If you get injured at your workplace in New Jersey, go to the hospital immediately for treatment. But you should also be concerned about getting compensated for your work-related injuries. Be aware of the benefits you’re entitled to receive under the New Jersey Workers’ Compensation insurance.
Based on data by the New Jersey Department of Health, transportation and material moving occupations took the biggest percentage of workplace fatalities from 1990 to 2013. Work-related injuries happen in other occupations, too. Injuries are hardly preventable in most workplaces, and you’d be well-served knowing what you need to do to claim fair compensation.
Immediate medical attention
Immediately seek medical attention after an injury. Although certain injuries may prevent you from informing your employer about your accident, it’s crucial to tell them about it ASAP. That’s because employers must also follow rules whenever a workplace injury occurs.
Under New Jersey law, an injured worker must provide notice to the employer within 14 days in most cases, or up to 90 days in certain cases. Note that your employer is also required to provide you with directions on getting medical help.
An authorized physician
Speaking of medical help, employers require injured workers to see an authorized medical provider and cover the workers’ medical expenses. For their part, injured workers must see to it that they go to an authorized physician to make the workers’ compensation procedure seamless.
If circumstances prevent you from going to the authorized doctor, your employer should still shoulder the medical costs, provided that the treatment is authorized. That means your employer must pay your medical bills if you see your family doctor instead of the authorized physician, if you get a second opinion, or if you go to a specialist recommended by the authorized physician.
Specific instructions from the employer
One of the rules employers need to follow is to inform injured employees about certain crucial information. Such important information includes which medical providers to go to and the procedures to make a claim. This is why failing to inform your employer about the injuries within the grace period could mean forfeiting your rights to claim compensation benefits.
You also need to be aware of grace periods, in terms of when to notify your employer, the number of days in which to claim benefits, temporary disability insurance claim limits, and other similar concerns.
If your employer or the insurance company disputes the fact that your injury is work-related and claims that you’re not entitled to workers’ compensation benefits, you may file a formal petition from the Division of Workers’ Compensation.
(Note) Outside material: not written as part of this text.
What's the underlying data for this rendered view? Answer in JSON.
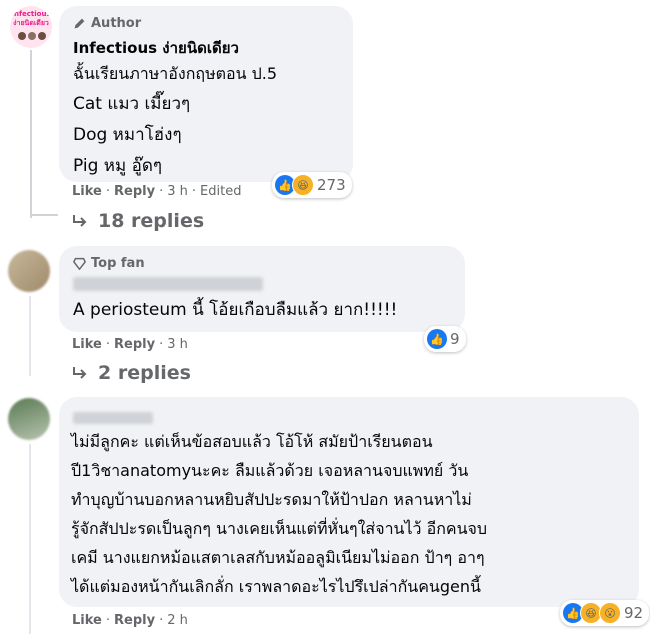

Note that New Jersey laws protect injured workers and testifying employees from employer retaliation during a formal petition.
Moreover, injured New Jersey residents may be eligible to receive wage benefits while they’re unable to work and awaiting the results of a denied compensation.
Legal counsel for workers’ compensation in New Jersey
One of the best reasons to obtain legal counsel is when your claim is denied. But in general, it’s wise to consult attorneys who can answer questions you may have about workers’ compensation claims. Your attorney can also put your mind at ease in case you’re wondering whether you can make a claim despite the fact that you accidentally caused your injuries at work.
Consult a New Jersey workers’ compensation lawyer too about things like waiting periods, coverage of compensation per the extent and duration of the injury or disability, and other relevant matters.
Upholding your right to a fair compensation may be more complex than you think. KMH&L Attorneys are experienced and passionate in helping clients in Hamilton, Trenton, Princeton, and surrounding areas resolve workers’ compensation benefits cases. Schedule a free consultation today.